[Entries from a dataset of interfaces]
● ● ● ● ●

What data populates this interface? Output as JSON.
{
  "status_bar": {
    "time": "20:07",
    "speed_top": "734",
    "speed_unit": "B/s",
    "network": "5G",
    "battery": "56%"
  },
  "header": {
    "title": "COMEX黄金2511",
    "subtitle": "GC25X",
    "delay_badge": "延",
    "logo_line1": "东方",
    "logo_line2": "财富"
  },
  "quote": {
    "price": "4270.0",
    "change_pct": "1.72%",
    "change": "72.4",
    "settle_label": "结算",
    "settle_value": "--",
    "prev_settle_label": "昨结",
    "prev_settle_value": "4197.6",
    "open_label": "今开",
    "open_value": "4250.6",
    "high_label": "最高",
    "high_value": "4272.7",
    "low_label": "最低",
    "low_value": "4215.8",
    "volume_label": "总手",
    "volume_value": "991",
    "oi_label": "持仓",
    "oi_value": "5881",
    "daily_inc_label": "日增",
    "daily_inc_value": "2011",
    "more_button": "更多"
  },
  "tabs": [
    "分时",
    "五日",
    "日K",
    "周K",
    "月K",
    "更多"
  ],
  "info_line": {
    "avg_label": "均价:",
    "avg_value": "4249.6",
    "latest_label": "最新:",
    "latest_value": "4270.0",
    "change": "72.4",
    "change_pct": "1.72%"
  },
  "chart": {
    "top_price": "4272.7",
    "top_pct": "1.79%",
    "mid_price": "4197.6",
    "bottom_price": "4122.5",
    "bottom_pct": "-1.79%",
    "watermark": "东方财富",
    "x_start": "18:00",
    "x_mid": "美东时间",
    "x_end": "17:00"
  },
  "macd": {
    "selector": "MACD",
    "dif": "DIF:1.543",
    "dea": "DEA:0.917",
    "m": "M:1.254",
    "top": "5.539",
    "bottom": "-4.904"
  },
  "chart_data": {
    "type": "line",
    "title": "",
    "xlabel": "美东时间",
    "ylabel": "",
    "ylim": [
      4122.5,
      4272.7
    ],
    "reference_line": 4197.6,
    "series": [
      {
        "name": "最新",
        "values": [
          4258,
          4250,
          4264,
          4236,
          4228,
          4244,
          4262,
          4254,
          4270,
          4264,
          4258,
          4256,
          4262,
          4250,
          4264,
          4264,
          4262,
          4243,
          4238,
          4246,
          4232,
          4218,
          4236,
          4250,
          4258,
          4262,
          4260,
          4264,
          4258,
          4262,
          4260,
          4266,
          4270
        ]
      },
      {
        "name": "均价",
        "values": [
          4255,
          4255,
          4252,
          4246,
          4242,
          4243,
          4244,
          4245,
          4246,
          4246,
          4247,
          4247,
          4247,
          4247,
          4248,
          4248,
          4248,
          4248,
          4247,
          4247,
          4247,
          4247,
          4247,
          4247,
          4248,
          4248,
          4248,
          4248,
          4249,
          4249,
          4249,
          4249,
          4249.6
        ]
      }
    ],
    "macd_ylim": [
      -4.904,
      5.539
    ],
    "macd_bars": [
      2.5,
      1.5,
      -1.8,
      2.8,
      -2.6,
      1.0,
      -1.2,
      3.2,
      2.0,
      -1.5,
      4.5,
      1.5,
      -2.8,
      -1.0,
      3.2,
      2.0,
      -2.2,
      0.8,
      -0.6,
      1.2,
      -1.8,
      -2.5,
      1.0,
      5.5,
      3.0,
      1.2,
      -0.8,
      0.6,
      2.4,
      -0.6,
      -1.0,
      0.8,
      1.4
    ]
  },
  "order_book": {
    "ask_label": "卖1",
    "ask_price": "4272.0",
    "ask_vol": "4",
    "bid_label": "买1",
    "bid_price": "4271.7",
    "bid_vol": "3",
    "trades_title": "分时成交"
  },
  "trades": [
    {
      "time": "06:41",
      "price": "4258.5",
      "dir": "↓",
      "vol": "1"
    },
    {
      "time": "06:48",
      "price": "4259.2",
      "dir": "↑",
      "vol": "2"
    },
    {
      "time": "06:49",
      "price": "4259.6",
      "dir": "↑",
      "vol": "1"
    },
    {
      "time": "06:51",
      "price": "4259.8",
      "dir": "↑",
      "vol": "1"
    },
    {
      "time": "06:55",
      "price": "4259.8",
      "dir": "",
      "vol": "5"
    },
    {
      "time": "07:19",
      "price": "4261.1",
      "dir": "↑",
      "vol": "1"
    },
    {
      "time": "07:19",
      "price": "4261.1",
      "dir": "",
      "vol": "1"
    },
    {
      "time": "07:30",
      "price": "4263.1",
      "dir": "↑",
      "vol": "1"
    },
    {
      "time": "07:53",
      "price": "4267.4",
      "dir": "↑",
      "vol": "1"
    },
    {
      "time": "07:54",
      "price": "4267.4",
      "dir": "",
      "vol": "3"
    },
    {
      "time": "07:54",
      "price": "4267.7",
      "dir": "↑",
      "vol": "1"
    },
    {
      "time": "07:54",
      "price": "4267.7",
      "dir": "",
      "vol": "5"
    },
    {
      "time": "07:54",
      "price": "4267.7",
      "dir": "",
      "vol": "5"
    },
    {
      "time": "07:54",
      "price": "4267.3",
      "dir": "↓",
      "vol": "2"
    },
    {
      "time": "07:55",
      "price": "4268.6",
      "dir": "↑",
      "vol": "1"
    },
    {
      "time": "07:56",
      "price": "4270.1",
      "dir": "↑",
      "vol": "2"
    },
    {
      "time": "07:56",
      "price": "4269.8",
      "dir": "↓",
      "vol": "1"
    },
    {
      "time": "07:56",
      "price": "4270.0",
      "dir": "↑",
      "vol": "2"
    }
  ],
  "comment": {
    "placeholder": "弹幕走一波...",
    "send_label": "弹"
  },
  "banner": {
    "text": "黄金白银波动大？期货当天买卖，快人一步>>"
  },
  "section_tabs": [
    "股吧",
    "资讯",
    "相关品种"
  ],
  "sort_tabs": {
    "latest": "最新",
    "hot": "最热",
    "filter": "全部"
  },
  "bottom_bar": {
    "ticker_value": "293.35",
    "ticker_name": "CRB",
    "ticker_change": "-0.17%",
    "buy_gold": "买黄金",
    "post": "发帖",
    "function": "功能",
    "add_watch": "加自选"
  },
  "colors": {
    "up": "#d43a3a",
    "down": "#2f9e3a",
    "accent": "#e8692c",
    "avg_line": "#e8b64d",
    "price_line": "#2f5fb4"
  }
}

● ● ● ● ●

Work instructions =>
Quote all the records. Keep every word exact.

Answer to this exercise =>
What data populates this interface? Output as JSON.
{
  "status_bar": {
    "time": "20:07",
    "speed_top": "734",
    "speed_unit": "B/s",
    "network": "5G",
    "battery": "56%"
  },
  "header": {
    "title": "COMEX黄金2511",
    "subtitle": "GC25X",
    "delay_badge": "延",
    "logo_line1": "东方",
    "logo_line2": "财富"
  },
  "quote": {
    "price": "4270.0",
    "change_pct": "1.72%",
    "change": "72.4",
    "settle_label": "结算",
    "settle_value": "--",
    "prev_settle_label": "昨结",
    "prev_settle_value": "4197.6",
    "open_label": "今开",
    "open_value": "4250.6",
    "high_label": "最高",
    "high_value": "4272.7",
    "low_label": "最低",
    "low_value": "4215.8",
    "volume_label": "总手",
    "volume_value": "991",
    "oi_label": "持仓",
    "oi_value": "5881",
    "daily_inc_label": "日增",
    "daily_inc_value": "2011",
    "more_button": "更多"
  },
  "tabs": [
    "分时",
    "五日",
    "日K",
    "周K",
    "月K",
    "更多"
  ],
  "info_line": {
    "avg_label": "均价:",
    "avg_value": "4249.6",
    "latest_label": "最新:",
    "latest_value": "4270.0",
    "change": "72.4",
    "change_pct": "1.72%"
  },
  "chart": {
    "top_price": "4272.7",
    "top_pct": "1.79%",
    "mid_price": "4197.6",
    "bottom_price": "4122.5",
    "bottom_pct": "-1.79%",
    "watermark": "东方财富",
    "x_start": "18:00",
    "x_mid": "美东时间",
    "x_end": "17:00"
  },
  "macd": {
    "selector": "MACD",
    "dif": "DIF:1.543",
    "dea": "DEA:0.917",
    "m": "M:1.254",
    "top": "5.539",
    "bottom": "-4.904"
  },
  "chart_data": {
    "type": "line",
    "title": "",
    "xlabel": "美东时间",
    "ylabel": "",
    "ylim": [
      4122.5,
      4272.7
    ],
    "reference_line": 4197.6,
    "series": [
      {
        "name": "最新",
        "values": [
          4258,
          4250,
          4264,
          4236,
          4228,
          4244,
          4262,
          4254,
          4270,
          4264,
          4258,
          4256,
          4262,
          4250,
          4264,
          4264,
          4262,
          4243,
          4238,
          4246,
          4232,
          4218,
          4236,
          4250,
          4258,
          4262,
          4260,
          4264,
          4258,
          4262,
          4260,
          4266,
          4270
        ]
      },
      {
        "name": "均价",
        "values": [
          4255,
          4255,
          4252,
          4246,
          4242,
          4243,
          4244,
          4245,
          4246,
          4246,
          4247,
          4247,
          4247,
          4247,
          4248,
          4248,
          4248,
          4248,
          4247,
          4247,
          4247,
          4247,
          4247,
          4247,
          4248,
          4248,
          4248,
          4248,
          4249,
          4249,
          4249,
          4249,
          4249.6
        ]
      }
    ],
    "macd_ylim": [
      -4.904,
      5.539
    ],
    "macd_bars": [
      2.5,
      1.5,
      -1.8,
      2.8,
      -2.6,
      1.0,
      -1.2,
      3.2,
      2.0,
      -1.5,
      4.5,
      1.5,
      -2.8,
      -1.0,
      3.2,
      2.0,
      -2.2,
      0.8,
      -0.6,
      1.2,
      -1.8,
      -2.5,
      1.0,
      5.5,
      3.0,
      1.2,
      -0.8,
      0.6,
      2.4,
      -0.6,
      -1.0,
      0.8,
      1.4
    ]
  },
  "order_book": {
    "ask_label": "卖1",
    "ask_price": "4272.0",
    "ask_vol": "4",
    "bid_label": "买1",
    "bid_price": "4271.7",
    "bid_vol": "3",
    "trades_title": "分时成交"
  },
  "trades": [
    {
      "time": "06:41",
      "price": "4258.5",
      "dir": "↓",
      "vol": "1"
    },
    {
      "time": "06:48",
      "price": "4259.2",
      "dir": "↑",
      "vol": "2"
    },
    {
      "time": "06:49",
      "price": "4259.6",
      "dir": "↑",
      "vol": "1"
    },
    {
      "time": "06:51",
      "price": "4259.8",
      "dir": "↑",
      "vol": "1"
    },
    {
      "time": "06:55",
      "price": "4259.8",
      "dir": "",
      "vol": "5"
    },
    {
      "time": "07:19",
      "price": "4261.1",
      "dir": "↑",
      "vol": "1"
    },
    {
      "time": "07:19",
      "price": "4261.1",
      "dir": "",
      "vol": "1"
    },
    {
      "time": "07:30",
      "price": "4263.1",
      "dir": "↑",
      "vol": "1"
    },
    {
      "time": "07:53",
      "price": "4267.4",
      "dir": "↑",
      "vol": "1"
    },
    {
      "time": "07:54",
      "price": "4267.4",
      "dir": "",
      "vol": "3"
    },
    {
      "time": "07:54",
      "price": "4267.7",
      "dir": "↑",
      "vol": "1"
    },
    {
      "time": "07:54",
      "price": "4267.7",
      "dir": "",
      "vol": "5"
    },
    {
      "time": "07:54",
      "price": "4267.7",
      "dir": "",
      "vol": "5"
    },
    {
      "time": "07:54",
      "price": "4267.3",
      "dir": "↓",
      "vol": "2"
    },
    {
      "time": "07:55",
      "price": "4268.6",
      "dir": "↑",
      "vol": "1"
    },
    {
      "time": "07:56",
      "price": "4270.1",
      "dir": "↑",
      "vol": "2"
    },
    {
      "time": "07:56",
      "price": "4269.8",
      "dir": "↓",
      "vol": "1"
    },
    {
      "time": "07:56",
      "price": "4270.0",
      "dir": "↑",
      "vol": "2"
    }
  ],
  "comment": {
    "placeholder": "弹幕走一波...",
    "send_label": "弹"
  },
  "banner": {
    "text": "黄金白银波动大？期货当天买卖，快人一步>>"
  },
  "section_tabs": [
    "股吧",
    "资讯",
    "相关品种"
  ],
  "sort_tabs": {
    "latest": "最新",
    "hot": "最热",
    "filter": "全部"
  },
  "bottom_bar": {
    "ticker_value": "293.35",
    "ticker_name": "CRB",
    "ticker_change": "-0.17%",
    "buy_gold": "买黄金",
    "post": "发帖",
    "function": "功能",
    "add_watch": "加自选"
  },
  "colors": {
    "up": "#d43a3a",
    "down": "#2f9e3a",
    "accent": "#e8692c",
    "avg_line": "#e8b64d",
    "price_line": "#2f5fb4"
  }
}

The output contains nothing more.